___ Records to use
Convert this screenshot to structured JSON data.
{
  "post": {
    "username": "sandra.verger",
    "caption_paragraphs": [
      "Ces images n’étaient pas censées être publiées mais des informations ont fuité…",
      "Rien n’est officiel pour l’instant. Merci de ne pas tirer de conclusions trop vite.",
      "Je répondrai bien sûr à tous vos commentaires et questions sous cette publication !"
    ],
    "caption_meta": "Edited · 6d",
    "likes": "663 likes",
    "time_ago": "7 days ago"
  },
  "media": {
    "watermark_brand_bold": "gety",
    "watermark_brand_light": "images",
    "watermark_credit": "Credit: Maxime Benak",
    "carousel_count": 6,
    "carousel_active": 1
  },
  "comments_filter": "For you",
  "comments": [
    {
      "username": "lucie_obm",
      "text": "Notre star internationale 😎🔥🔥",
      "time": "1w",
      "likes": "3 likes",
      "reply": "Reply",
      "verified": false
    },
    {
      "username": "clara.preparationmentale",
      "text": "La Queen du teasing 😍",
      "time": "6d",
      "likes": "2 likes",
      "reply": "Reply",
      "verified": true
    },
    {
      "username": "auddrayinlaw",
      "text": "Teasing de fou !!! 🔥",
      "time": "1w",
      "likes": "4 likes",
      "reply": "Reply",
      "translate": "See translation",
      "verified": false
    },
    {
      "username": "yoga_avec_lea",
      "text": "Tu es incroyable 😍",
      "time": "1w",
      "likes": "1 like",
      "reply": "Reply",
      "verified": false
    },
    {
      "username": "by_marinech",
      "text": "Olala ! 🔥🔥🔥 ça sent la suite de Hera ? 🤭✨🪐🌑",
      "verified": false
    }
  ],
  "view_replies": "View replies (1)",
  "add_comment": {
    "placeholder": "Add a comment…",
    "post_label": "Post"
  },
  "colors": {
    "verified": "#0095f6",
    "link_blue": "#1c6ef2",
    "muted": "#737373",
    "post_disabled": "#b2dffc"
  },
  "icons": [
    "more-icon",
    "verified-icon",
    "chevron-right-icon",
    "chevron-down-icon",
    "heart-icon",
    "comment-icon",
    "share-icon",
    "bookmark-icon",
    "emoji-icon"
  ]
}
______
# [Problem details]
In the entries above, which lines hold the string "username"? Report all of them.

# [Answer section]
    "username": "sandra.verger",
      "username": "lucie_obm",
      "username": "clara.preparationmentale",
      "username": "auddrayinlaw",
      "username": "yoga_avec_lea",
      "username": "by_marinech",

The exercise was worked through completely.